Wherever the word "title" turns up in a line of the entries, copy that line.

# # #

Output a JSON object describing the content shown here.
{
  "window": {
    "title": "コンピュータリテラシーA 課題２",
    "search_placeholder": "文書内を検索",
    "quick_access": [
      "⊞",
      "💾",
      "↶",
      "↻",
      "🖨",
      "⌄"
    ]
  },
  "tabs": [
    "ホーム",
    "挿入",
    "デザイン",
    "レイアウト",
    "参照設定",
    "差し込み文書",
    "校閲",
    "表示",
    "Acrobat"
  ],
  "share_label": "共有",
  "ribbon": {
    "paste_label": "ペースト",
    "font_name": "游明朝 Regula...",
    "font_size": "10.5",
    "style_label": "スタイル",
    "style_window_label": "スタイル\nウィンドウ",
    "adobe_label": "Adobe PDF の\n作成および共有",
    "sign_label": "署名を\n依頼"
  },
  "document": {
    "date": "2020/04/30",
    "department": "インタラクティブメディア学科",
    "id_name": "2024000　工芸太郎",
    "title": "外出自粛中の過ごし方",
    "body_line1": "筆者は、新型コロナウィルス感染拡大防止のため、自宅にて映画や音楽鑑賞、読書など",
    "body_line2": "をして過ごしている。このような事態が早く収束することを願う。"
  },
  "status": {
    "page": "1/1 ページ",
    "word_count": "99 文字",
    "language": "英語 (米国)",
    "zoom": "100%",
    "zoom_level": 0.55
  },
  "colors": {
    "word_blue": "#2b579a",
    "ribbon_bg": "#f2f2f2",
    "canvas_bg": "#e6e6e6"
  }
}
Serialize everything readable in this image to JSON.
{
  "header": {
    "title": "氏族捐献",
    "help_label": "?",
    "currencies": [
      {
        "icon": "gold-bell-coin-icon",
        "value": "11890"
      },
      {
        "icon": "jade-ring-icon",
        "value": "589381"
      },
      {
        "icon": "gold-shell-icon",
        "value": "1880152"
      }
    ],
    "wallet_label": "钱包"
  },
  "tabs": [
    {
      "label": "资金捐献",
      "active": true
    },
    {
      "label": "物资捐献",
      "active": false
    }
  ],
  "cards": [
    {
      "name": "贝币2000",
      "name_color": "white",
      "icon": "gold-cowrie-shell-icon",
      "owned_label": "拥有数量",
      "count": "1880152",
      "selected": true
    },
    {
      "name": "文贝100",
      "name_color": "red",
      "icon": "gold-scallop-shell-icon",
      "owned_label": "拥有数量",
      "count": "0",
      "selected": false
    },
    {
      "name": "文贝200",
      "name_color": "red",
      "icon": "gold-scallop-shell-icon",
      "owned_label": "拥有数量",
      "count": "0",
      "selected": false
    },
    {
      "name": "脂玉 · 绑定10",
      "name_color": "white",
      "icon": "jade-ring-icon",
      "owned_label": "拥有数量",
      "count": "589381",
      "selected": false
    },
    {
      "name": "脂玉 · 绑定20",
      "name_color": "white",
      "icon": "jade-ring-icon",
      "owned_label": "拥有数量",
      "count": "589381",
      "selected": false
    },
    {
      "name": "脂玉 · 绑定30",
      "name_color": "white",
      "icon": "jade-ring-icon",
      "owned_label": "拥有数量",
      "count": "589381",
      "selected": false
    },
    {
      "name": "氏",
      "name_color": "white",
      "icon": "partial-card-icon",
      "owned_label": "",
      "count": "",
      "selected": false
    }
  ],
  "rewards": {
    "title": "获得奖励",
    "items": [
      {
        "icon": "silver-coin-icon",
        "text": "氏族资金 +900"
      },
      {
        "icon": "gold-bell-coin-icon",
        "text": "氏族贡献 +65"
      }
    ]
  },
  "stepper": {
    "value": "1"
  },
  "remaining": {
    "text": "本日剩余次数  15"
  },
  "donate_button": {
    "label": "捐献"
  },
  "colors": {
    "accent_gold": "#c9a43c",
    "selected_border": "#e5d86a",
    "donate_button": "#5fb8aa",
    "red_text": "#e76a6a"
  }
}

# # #

▶ [EXERCISE RESULT]
    "title": "コンピュータリテラシーA 課題２",
    "title": "外出自粛中の過ごし方",
    "title": "氏族捐献",
    "title": "获得奖励",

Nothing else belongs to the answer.